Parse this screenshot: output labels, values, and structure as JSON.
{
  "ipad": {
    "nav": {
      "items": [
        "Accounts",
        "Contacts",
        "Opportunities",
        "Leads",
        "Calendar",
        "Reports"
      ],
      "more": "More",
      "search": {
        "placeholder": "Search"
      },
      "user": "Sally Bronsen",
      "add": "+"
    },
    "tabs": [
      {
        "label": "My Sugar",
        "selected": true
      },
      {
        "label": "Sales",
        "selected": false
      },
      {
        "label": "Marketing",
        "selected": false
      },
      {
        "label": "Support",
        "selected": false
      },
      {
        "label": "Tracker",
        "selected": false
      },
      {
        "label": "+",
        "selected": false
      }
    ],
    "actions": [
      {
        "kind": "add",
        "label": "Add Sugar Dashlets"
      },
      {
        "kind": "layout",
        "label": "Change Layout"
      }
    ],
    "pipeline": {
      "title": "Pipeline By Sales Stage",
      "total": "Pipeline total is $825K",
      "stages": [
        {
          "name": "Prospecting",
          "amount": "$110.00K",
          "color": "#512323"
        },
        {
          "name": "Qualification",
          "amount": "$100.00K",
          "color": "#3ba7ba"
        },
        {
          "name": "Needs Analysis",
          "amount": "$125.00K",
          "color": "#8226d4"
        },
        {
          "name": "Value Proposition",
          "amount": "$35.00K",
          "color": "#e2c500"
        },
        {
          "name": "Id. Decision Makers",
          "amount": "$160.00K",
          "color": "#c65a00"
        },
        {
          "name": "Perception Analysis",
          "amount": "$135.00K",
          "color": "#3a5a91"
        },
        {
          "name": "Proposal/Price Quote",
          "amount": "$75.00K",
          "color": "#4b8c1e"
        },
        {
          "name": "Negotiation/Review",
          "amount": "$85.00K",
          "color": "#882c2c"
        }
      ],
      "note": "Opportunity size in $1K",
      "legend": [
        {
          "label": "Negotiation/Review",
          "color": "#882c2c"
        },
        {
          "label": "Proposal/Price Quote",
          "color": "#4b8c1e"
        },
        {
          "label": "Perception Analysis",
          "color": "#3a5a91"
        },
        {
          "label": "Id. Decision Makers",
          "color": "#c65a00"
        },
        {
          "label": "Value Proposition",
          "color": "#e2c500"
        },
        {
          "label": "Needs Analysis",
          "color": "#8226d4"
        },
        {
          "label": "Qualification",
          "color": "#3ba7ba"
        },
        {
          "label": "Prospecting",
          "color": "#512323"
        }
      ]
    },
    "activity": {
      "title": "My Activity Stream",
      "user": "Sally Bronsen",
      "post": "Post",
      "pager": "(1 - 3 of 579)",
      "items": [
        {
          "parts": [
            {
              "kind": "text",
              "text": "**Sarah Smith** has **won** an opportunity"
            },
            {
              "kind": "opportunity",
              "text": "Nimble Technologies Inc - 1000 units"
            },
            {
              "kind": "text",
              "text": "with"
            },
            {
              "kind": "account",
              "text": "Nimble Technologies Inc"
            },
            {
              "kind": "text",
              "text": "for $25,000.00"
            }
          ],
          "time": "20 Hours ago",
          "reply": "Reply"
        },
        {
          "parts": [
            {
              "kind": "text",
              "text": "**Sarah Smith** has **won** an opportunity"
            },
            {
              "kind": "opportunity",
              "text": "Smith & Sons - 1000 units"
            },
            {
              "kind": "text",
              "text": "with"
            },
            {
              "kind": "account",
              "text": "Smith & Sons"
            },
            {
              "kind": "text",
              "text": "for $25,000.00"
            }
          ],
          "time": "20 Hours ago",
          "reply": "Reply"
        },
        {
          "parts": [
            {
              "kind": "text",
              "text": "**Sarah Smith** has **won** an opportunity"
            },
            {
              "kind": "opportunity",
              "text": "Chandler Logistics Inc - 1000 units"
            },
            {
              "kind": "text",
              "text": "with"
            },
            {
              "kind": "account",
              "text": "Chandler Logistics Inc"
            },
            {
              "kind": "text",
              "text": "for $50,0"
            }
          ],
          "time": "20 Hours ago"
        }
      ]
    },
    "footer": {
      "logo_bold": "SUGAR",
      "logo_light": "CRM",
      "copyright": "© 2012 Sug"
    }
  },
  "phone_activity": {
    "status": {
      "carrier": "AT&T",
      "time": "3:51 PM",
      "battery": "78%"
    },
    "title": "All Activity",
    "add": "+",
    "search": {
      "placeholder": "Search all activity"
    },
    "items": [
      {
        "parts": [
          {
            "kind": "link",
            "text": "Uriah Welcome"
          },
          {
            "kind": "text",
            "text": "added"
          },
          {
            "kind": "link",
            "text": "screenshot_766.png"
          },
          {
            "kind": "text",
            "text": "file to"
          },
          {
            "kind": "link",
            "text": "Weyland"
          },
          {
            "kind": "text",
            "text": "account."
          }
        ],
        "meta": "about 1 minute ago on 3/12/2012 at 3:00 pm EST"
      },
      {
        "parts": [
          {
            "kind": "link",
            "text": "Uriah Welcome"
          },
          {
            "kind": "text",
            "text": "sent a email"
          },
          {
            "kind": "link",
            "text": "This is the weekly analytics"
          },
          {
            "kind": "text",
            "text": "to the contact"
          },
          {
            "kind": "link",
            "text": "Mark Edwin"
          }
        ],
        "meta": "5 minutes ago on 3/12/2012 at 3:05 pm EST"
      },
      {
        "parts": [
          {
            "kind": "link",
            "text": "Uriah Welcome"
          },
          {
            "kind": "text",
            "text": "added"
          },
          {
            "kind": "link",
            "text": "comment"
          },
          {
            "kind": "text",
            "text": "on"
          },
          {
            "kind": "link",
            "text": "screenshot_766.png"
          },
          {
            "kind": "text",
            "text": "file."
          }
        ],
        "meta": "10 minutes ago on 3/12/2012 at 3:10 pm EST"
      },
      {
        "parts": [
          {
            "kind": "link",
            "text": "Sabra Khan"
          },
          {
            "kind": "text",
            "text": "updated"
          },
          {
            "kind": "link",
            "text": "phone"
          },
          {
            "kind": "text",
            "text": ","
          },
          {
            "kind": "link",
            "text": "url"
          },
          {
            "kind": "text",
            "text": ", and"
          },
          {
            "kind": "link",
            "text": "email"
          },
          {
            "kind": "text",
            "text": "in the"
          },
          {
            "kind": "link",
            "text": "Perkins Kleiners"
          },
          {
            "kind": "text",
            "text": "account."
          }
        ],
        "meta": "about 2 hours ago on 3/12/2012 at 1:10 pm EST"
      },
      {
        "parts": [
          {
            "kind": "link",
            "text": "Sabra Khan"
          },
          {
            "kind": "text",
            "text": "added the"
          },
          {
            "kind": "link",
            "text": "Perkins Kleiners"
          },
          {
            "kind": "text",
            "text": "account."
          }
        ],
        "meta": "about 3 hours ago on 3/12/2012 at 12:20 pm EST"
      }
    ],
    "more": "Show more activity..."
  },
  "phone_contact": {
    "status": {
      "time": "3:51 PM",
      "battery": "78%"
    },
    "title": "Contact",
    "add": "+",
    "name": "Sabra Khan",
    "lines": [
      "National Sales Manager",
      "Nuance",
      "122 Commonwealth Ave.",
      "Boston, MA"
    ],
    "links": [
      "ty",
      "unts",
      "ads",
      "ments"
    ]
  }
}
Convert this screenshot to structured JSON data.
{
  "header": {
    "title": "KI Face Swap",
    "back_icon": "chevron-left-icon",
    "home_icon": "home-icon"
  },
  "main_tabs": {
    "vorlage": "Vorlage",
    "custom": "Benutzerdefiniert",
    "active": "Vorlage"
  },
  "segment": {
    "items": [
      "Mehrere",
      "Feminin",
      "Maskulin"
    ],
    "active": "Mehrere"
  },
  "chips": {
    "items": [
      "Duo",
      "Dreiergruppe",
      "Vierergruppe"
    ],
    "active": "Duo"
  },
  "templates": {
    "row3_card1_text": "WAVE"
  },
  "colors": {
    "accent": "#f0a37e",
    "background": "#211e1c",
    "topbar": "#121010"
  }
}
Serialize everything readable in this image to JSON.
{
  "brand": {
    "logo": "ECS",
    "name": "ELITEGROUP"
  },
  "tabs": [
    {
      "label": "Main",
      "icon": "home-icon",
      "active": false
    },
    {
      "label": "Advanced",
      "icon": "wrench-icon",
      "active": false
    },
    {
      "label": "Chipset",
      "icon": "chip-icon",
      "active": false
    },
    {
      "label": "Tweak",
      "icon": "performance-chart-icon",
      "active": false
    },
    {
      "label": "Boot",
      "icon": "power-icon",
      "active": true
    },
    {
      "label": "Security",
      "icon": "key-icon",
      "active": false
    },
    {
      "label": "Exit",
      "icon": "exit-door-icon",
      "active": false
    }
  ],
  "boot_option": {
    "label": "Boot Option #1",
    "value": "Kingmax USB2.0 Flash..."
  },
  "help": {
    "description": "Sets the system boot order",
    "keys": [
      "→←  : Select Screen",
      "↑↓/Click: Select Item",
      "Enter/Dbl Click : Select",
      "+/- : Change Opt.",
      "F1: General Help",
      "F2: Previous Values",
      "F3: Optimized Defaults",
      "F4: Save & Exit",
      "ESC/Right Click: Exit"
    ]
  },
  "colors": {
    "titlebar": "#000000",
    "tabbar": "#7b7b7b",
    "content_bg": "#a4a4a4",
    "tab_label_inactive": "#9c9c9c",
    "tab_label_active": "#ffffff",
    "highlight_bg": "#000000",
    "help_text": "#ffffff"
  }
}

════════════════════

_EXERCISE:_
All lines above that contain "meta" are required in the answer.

_WRITTEN REPLY:_
        "meta": "about 1 minute ago on 3/12/2012 at 3:00 pm EST"
        "meta": "5 minutes ago on 3/12/2012 at 3:05 pm EST"
        "meta": "10 minutes ago on 3/12/2012 at 3:10 pm EST"
        "meta": "about 2 hours ago on 3/12/2012 at 1:10 pm EST"
        "meta": "about 3 hours ago on 3/12/2012 at 12:20 pm EST"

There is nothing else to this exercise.